Objective To investigate whether taking two transition zone (TZ) and four lateral peripheral zone (PZ) biopsies in addition to routine parasaggital sextant biopsies would improve detection rates in men with suspected prostate cancer.
Patients and methods The study included 493 consecutive men (mean age 68.7 years, sd 8.2) with elevated serum prostate-specific antigen (PSA) levels and/or abnormal findings on a digital rectal examination who underwent transrectal ultrasonography-guided prostate biopsy. In addition to sextant biopsies, six further biopsies were obtained, two from the TZ (mid-gland) and four from the lateral PZ (base and mid-gland). Pathological findings for the additional biopsies were compared with those of the sextant regions.
Results Prostatic adenocarcinoma was diagnosed in 164 of the 493 (33%) men biopsied. Men with cancer were older, had smaller prostates and higher median PSA levels than men with negative biopsies. Sextant biopsies were positive for cancer in 133 of 164 (81%) men. All three sets of biopsies were positive in 53 (32%) cases. In 50 (30%) men both the sextant and lateral PZ biopsies were positive, while in six (4%) men, both sextant and TZ biopsies were positive. Thirty-one (19%) tumours were not detected by sextant biopsies, 10 (6%) where the lateral PZ biopsies alone were positive, 17 (10%) where the TZ biopsies alone were positive and four (3%) where both the TZ and lateral PZ together were positive. There were no differences in median PSA concentration, total prostate volume or TZ volume between men with an isolated TZ cancer and men with cancer elsewhere in the prostate. However, 77% of men with TZ cancer had a PSA of > 10 ng/mL, compared with 60% of men with cancer at other sites within the prostate (P = 0.015).

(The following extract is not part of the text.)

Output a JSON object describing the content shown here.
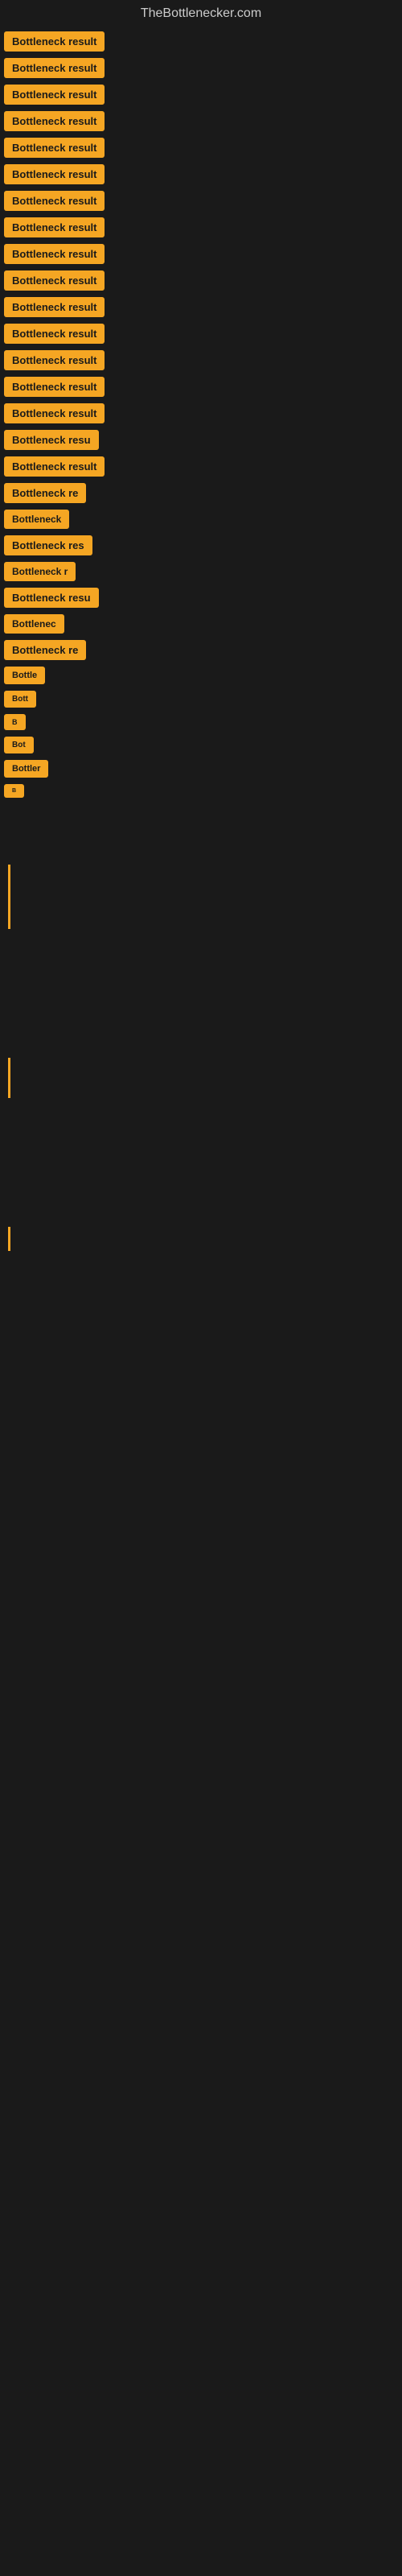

Conclusion An extended-core biopsy protocol significantly improves the detection rate for prostate cancer when compared with the standard sextant biopsy protocol alone. Routine TZ biopsies should be considered for men with serum PSA levels of >10 ng/mL.